Mementos now feature a new character named Jose, a peculiar boy that the player can randomly encounter as a vendor. Instead of the regular currency used in the game, the player can exchange flowers, which can be found all over Mementos with Jose, granting the player access to special items, including missed collectables from other dungeons. Jose also accepts stamps, which like flowers, can be found throughout Mementos but are much rarer, and grant specific Mementos-related boons that alter the experience, money and rewards given to the player while dungeon-crawling.
Of course, Persona 5 Royal introduces new Personas to the mix, including a new method in Persona fusion, known as Fusion Alarms. Fusion Alarms, to go with the prison theme of the game, are randomly triggered from fighting enemies, and as the name may suggest, puts the Velvet Room into lockdown (the place you go to fuse and summon Personas). A Fusion Alarm in essence, grants newly fused Persona with the chance of getting powerful moves earlier than normally possible.

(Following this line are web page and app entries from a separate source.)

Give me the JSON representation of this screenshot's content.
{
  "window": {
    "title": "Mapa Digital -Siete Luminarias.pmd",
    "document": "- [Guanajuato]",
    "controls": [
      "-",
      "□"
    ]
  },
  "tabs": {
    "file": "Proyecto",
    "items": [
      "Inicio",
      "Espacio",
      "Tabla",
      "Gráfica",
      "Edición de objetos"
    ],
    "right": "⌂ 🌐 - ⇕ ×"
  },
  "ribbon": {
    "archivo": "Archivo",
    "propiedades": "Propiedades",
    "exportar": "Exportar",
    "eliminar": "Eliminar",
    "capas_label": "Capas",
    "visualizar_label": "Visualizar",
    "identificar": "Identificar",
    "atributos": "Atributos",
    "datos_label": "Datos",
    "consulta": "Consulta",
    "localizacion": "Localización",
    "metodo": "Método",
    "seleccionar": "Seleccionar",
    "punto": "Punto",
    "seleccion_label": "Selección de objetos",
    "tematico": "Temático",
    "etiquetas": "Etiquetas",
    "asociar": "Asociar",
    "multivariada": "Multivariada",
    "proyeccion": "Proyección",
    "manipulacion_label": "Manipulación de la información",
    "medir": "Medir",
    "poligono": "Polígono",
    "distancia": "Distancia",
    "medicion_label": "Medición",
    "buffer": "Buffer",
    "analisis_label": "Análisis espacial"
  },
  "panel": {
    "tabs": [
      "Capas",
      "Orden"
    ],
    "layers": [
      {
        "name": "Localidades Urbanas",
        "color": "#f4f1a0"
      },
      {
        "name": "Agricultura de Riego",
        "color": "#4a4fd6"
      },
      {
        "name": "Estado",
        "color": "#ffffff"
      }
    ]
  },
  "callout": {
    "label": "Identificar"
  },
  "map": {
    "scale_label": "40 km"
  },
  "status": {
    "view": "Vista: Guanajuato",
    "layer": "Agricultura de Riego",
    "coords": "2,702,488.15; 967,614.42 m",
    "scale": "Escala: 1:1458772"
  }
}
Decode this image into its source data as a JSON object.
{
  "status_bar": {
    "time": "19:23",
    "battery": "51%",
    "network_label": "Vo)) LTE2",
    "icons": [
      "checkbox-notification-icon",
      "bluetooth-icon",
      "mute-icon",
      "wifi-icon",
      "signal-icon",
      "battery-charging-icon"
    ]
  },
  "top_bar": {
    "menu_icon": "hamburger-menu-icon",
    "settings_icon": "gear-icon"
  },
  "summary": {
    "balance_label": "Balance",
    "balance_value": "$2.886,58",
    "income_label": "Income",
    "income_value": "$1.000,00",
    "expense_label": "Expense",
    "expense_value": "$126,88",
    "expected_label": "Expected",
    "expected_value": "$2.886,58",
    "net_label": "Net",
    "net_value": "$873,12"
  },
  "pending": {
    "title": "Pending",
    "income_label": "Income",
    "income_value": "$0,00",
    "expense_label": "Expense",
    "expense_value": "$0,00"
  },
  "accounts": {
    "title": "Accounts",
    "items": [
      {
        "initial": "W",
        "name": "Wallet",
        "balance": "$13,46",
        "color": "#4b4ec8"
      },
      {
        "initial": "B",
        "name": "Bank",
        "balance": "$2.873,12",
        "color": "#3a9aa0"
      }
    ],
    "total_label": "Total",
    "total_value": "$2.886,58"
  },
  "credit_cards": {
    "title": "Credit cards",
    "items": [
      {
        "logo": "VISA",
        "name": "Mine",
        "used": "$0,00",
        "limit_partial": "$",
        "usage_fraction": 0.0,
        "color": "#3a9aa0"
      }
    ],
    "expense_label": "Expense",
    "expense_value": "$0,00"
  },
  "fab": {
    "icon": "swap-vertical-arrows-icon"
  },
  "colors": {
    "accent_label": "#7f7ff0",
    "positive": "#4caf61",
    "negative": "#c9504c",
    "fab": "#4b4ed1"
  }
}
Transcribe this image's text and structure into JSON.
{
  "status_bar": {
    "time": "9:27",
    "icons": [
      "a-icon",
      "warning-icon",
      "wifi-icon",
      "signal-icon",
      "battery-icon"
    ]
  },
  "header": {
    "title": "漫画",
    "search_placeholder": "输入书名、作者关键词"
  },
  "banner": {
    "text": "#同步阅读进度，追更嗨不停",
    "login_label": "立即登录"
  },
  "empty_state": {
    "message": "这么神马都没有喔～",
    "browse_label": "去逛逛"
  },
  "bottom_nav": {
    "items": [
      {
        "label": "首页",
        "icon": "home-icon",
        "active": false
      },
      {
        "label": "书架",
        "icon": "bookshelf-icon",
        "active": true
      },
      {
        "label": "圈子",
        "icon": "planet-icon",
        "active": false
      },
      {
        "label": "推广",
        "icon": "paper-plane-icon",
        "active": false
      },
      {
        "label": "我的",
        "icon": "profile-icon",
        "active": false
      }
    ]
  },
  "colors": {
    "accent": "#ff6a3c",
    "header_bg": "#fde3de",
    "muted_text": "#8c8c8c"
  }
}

Palaces or the story focused dungeons within the game also have been slightly improved, now featuring a new collectable item referred to as Will Seeds, which always come in sets of three and are hidden throughout the various Palaces featured in the game. Acquiring all three Will Seeds in any given Palace rewards the player with a powerful accessory, which can then be further improved by visiting Jose in Mementos.
Palace bosses feature new phases but ultimately stick relatively close to their 2017 encounters, instead, feeling more like a bit of extra zest on top of already well-realized fights. Outside of battles and dungeons, Persona 5 Royal brings with it a handful of new areas, including Kichijoi, a new entertainment and shopping district that the player can visit alone, or with one of their confidants. The area mostly acts as the central place in which the player can raise their Social Link with Yoshizawa.
Without a doubt, the biggest addition that sets Royal apart from the original Persona 5, takes place after the post-game, literally manifesting as a brand new Palace for the player to explore. The post-game content alone is much more substantial than the content found in Persona 4 Golden, taking anywhere from 10 to 15 hours to complete, at least, for those wanting to rush through. Despite Persona 5 Royal showing its PlayStation 3 era roots, the Royal, like the original continues the trend in bringing with it a stellar visual identity. The new post-game Palace is no exception, going for a modern industrial feel that still manages to fit in with the established games’ aesthetics and overall atmosphere. New animated cutscenes and copious amounts of exposition give the post-game some needed weight, surpassing it from merely feeling like an extra throwout dungeon/Palace to something worth playing.
Persona 5 Royal is easy to recommend to fans of the series, as it is without a doubt, the best version of the game, however, whether it warrants the full retail price, depends on how much you love Persona. On the one hand, it is the best way to experience the game. On the other, the original Persona 5 features a staggering amount of content, making it hard to justify the full price for those looking to experience the game again, solely for the new additions added to Persona 5 Royal.